(Reuters) - Approval ratings for Japanese Prime Minister Naoto Kan edged higher, according to the first opinion poll taken since a deadly quake and tsunami struck the nation, but his cabinet got low marks for its handling of a crisis at a stricken nuclear power plant.
More than 58 percent disapproved of how the government was dealing with the crippled Fukushima Daiichi nuclear power plant north of Tokyo, a survey by Kyodo news agency showed on Sunday.
More than half, however, approved of the government rescue and relief efforts in the battered northeast and more than two thirds favored a tax rise to pay for the reconstruction.
Kan's approval rate rose to more than 28 percent from around 20 percent in the previous mid-February survey.
Prior to the March 11 quake, which triggered a deadly tsunami that killed more than 10,000 and turned the Fukushima plant into a radiation-leaking wreck, Kan faced opposition trying to force him to call an early election and critics within his own party pressing him to quit.
The government, last week estimated direct material damage from the catastrophe could top $300 billion, making it the world's costliest natural disaster, but has yet to say how much it will spend on reconstruction and how it will finance it.

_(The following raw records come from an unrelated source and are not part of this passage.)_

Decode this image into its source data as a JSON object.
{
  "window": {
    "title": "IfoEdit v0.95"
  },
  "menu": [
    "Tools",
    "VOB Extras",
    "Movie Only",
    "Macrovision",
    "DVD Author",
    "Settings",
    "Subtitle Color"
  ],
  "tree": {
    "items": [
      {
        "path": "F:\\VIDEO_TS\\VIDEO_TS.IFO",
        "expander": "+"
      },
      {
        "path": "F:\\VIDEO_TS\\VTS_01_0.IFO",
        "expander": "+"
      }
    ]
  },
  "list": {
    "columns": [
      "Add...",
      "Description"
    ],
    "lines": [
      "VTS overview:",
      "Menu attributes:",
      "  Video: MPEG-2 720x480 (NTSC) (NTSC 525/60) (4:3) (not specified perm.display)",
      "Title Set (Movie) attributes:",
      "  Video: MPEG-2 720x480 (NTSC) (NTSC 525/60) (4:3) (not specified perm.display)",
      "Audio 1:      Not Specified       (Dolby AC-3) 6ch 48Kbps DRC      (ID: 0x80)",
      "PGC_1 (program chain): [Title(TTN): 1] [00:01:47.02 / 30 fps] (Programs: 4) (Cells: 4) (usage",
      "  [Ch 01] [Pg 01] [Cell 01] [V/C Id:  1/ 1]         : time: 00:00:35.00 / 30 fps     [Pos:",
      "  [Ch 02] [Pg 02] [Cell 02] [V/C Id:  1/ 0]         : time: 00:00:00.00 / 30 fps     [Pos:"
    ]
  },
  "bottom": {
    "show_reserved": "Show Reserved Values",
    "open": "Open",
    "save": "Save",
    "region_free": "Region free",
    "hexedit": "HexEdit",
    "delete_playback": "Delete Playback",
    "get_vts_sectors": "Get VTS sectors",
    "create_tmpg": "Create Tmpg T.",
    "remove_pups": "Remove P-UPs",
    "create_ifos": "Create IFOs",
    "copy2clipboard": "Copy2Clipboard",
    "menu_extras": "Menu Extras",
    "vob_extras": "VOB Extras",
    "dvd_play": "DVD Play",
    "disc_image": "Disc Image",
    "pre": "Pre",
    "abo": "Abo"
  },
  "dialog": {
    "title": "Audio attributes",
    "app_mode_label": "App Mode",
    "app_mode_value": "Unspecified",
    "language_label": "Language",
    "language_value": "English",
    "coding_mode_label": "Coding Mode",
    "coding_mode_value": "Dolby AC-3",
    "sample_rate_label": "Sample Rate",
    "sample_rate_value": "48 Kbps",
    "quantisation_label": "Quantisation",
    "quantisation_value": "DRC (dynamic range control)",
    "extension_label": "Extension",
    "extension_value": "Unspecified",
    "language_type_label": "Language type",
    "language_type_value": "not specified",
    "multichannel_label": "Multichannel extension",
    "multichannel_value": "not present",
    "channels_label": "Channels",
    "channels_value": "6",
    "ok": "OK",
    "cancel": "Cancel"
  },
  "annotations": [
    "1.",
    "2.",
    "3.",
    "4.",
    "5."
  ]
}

So far officials have assured no new taxes were planned, though Economics Minister Kaoru Yosano hinted last Friday the government could drop its plan to cut corporate tax as part of its efforts to save funds for Japan's biggest rebuilding push since the post-World War Two reconstruction.
Chief cabinet secretary Yukio Edano was careful not to broach the tax issue at his regular news conference on Sunday.
"We need to first set firmly the vision and direction of the rebuilding efforts and share them with people in the affected areas," he said. "This is not the time for us to mention funding issues."
Since the disaster, the pressure on Kan has faded as critics inside and outside the ruling party tried to avoid the appearance of exploiting the crisis for political gain.
Kan has kept a low profile since March 11 and the media and opposition politicians have muted their criticism of Japan's government just after the disaster. But two weeks into the nuclear crisis they are growing more vocal, a prelude to fiercer attacks that will come when the crisis fades.
Kan's resignation could possibly clear the way for a rejigged ruling coalition and break a parliamentary deadlock that has stalled attempts to tackle Japan's long-running problems: lacking economic dynamism and ballooning public debt.
But pessimists wonder if any replacement of Kan -- already Japan's fifth premier since 2006 -- would do any better.
(Reporting by Elaine Lies; Editing by Tomasz Janowski)